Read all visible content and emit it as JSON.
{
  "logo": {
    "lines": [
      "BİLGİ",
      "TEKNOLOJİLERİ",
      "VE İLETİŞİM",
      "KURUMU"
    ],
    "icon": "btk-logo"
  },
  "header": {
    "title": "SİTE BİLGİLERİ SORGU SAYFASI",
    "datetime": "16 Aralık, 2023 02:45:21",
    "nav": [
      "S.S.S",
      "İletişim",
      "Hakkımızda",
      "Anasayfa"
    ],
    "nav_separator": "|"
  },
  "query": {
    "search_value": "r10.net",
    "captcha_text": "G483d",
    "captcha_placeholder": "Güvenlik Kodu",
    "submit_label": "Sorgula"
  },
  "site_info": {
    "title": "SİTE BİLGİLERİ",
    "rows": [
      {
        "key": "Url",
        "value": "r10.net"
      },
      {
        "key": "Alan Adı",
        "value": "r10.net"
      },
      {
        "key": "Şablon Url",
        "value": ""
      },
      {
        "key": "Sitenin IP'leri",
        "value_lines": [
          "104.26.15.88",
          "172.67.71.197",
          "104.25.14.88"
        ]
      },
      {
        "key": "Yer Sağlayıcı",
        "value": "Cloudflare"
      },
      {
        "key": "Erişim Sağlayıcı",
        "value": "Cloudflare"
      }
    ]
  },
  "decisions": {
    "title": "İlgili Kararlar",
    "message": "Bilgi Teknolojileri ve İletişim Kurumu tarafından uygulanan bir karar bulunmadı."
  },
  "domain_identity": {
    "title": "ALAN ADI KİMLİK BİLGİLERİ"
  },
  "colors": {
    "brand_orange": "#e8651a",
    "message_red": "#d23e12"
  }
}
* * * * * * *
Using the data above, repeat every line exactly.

### Answer section
Read all visible content and emit it as JSON.
{
  "logo": {
    "lines": [
      "BİLGİ",
      "TEKNOLOJİLERİ",
      "VE İLETİŞİM",
      "KURUMU"
    ],
    "icon": "btk-logo"
  },
  "header": {
    "title": "SİTE BİLGİLERİ SORGU SAYFASI",
    "datetime": "16 Aralık, 2023 02:45:21",
    "nav": [
      "S.S.S",
      "İletişim",
      "Hakkımızda",
      "Anasayfa"
    ],
    "nav_separator": "|"
  },
  "query": {
    "search_value": "r10.net",
    "captcha_text": "G483d",
    "captcha_placeholder": "Güvenlik Kodu",
    "submit_label": "Sorgula"
  },
  "site_info": {
    "title": "SİTE BİLGİLERİ",
    "rows": [
      {
        "key": "Url",
        "value": "r10.net"
      },
      {
        "key": "Alan Adı",
        "value": "r10.net"
      },
      {
        "key": "Şablon Url",
        "value": ""
      },
      {
        "key": "Sitenin IP'leri",
        "value_lines": [
          "104.26.15.88",
          "172.67.71.197",
          "104.25.14.88"
        ]
      },
      {
        "key": "Yer Sağlayıcı",
        "value": "Cloudflare"
      },
      {
        "key": "Erişim Sağlayıcı",
        "value": "Cloudflare"
      }
    ]
  },
  "decisions": {
    "title": "İlgili Kararlar",
    "message": "Bilgi Teknolojileri ve İletişim Kurumu tarafından uygulanan bir karar bulunmadı."
  },
  "domain_identity": {
    "title": "ALAN ADI KİMLİK BİLGİLERİ"
  },
  "colors": {
    "brand_orange": "#e8651a",
    "message_red": "#d23e12"
  }
}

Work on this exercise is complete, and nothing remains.